*Exercise:* What follows is a listing. Write it all out exactly.

+ + +

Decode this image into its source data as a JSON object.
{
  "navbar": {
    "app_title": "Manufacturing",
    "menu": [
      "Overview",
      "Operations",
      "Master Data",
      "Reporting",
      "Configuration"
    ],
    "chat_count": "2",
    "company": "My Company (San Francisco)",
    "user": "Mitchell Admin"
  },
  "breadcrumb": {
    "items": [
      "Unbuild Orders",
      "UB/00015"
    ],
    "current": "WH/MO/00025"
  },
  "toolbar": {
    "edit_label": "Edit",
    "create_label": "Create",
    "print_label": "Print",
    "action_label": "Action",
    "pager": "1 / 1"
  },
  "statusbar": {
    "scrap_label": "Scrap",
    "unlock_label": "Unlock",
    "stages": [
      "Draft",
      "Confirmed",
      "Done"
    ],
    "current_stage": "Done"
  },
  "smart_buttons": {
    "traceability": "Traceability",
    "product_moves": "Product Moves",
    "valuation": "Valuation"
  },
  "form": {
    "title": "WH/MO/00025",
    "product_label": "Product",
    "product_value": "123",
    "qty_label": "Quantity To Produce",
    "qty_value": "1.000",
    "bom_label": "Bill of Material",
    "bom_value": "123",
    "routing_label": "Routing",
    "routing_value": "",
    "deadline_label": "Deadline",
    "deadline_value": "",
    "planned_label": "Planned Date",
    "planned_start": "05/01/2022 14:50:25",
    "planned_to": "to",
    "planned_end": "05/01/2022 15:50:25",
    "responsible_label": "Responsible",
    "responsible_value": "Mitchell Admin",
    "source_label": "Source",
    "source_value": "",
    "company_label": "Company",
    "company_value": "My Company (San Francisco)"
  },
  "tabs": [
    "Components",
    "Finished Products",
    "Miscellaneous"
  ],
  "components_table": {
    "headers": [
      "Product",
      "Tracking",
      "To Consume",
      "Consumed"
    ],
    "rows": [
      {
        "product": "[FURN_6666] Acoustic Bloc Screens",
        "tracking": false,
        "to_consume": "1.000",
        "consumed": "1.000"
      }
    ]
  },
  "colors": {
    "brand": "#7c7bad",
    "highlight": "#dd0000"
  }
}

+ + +

*Response:*
Decode this image into its source data as a JSON object.
{
  "navbar": {
    "app_title": "Manufacturing",
    "menu": [
      "Overview",
      "Operations",
      "Master Data",
      "Reporting",
      "Configuration"
    ],
    "chat_count": "2",
    "company": "My Company (San Francisco)",
    "user": "Mitchell Admin"
  },
  "breadcrumb": {
    "items": [
      "Unbuild Orders",
      "UB/00015"
    ],
    "current": "WH/MO/00025"
  },
  "toolbar": {
    "edit_label": "Edit",
    "create_label": "Create",
    "print_label": "Print",
    "action_label": "Action",
    "pager": "1 / 1"
  },
  "statusbar": {
    "scrap_label": "Scrap",
    "unlock_label": "Unlock",
    "stages": [
      "Draft",
      "Confirmed",
      "Done"
    ],
    "current_stage": "Done"
  },
  "smart_buttons": {
    "traceability": "Traceability",
    "product_moves": "Product Moves",
    "valuation": "Valuation"
  },
  "form": {
    "title": "WH/MO/00025",
    "product_label": "Product",
    "product_value": "123",
    "qty_label": "Quantity To Produce",
    "qty_value": "1.000",
    "bom_label": "Bill of Material",
    "bom_value": "123",
    "routing_label": "Routing",
    "routing_value": "",
    "deadline_label": "Deadline",
    "deadline_value": "",
    "planned_label": "Planned Date",
    "planned_start": "05/01/2022 14:50:25",
    "planned_to": "to",
    "planned_end": "05/01/2022 15:50:25",
    "responsible_label": "Responsible",
    "responsible_value": "Mitchell Admin",
    "source_label": "Source",
    "source_value": "",
    "company_label": "Company",
    "company_value": "My Company (San Francisco)"
  },
  "tabs": [
    "Components",
    "Finished Products",
    "Miscellaneous"
  ],
  "components_table": {
    "headers": [
      "Product",
      "Tracking",
      "To Consume",
      "Consumed"
    ],
    "rows": [
      {
        "product": "[FURN_6666] Acoustic Bloc Screens",
        "tracking": false,
        "to_consume": "1.000",
        "consumed": "1.000"
      }
    ]
  },
  "colors": {
    "brand": "#7c7bad",
    "highlight": "#dd0000"
  }
}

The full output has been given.